In a post last October, I wrote about one of the advantages we gay conservatives have in confronting the prejudices of some of our left-of-center peers:
. . . over time, the intolerance on the left makes us stronger. And helps us judge the character of our interlocutors. For while we often deal with liberal bigotry, we also frequently find open-minded “progressives” who in their interactions with us demonstrate an ability to rise above the prejudices of their peers.
If someone dismisses our political views as a mere product of what they contend are our own insecurities and animosities, then they are not likely to see us an individuals. Yet, if they respect us as individuals even while disagreeing with our politics, we know they are friends we can count on, those who do not let superficial differences get in the way of real friendship.
Now, I’ve made this argument before and do so again, largely because it seems every time I point out the prejudices certain gay liberals hold against conservative and their dubbing political difference as a manifestation of self-hatred or as some form of whining. Yet, it is hardly whining to identify and criticize the narrow attitudes of certain individuals.*
Yet, when we write about the hostility we face from some of our peers, our critics pull out their template of our victimhood even if it means ignoring the point of our post. For example, last month when I blogged about how Mito Aviles, a left-of-center gay man running for West Hollywood City Council treated me with dignity and respect even as he seemed incredulous at the notion of a gay conservative, a critic, within fifteen minutes of my posting the piece, chided me for “crying“. Another accused me of “playing into the whole ‘Victim Mentality’“.
In fact, I was making precisely the opposite point — that more often than not when we come out as conservative to our gay liberal friends, we frequently encounter some incredulity, but also understanding. And I had wanted to make clear that while many gay liberals are among the most intolerant people in America today, most are not, indeed some are among the most broad-minded.
Some, however, hold narrow views of conservatives at odds with our real concerns and expressed arguments.
And this brings me to the point of this post, why do people choose to attach their comments to our posts without first understanding our arguments. Why do they assume that pointing out the prejudice of our peers equals whining. Do they choose to remain ignorant of or indifferent to the narrow attitudes that exist on the left and in the gay community?
As, alas, prejudice against gays still persists in our culture, so too does prejudice against conservatives. And shouldn’t we strive to point out both forms of intolerance so we can better eradicate them?

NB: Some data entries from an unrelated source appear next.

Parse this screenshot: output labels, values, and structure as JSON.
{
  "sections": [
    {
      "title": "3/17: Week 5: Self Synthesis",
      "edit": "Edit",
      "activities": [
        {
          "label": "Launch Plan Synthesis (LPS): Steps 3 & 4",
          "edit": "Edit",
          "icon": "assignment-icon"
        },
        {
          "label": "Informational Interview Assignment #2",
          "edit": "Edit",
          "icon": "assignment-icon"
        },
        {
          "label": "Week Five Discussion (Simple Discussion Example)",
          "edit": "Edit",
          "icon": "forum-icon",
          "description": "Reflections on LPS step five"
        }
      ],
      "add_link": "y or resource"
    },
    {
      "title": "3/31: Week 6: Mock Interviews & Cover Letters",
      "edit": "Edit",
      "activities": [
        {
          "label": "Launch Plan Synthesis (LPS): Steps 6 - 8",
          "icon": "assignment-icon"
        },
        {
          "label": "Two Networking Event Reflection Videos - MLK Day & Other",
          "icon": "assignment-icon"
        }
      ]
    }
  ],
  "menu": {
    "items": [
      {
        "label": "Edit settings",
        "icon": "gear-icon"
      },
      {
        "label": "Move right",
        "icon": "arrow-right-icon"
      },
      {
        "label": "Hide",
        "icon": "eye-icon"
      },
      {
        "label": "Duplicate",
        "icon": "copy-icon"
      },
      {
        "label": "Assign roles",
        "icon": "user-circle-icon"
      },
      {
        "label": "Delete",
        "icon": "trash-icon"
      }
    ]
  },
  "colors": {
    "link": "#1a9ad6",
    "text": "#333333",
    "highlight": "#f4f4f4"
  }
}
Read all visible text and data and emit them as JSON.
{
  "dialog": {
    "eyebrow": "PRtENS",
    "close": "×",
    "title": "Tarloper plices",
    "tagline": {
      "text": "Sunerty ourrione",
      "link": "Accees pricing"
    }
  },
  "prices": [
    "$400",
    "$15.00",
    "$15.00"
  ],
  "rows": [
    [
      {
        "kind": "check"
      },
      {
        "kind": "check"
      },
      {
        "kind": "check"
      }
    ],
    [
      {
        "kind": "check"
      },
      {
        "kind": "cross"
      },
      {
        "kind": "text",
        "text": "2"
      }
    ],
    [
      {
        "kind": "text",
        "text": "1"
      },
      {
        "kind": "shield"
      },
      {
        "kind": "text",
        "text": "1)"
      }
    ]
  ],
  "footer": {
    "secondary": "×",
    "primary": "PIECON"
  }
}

*If that were whining, the entire enterprise of trying to change the minds of people ignorant of and hostile to the open expression of homosexuality would then be nothing more than one long and self-pitying plaint.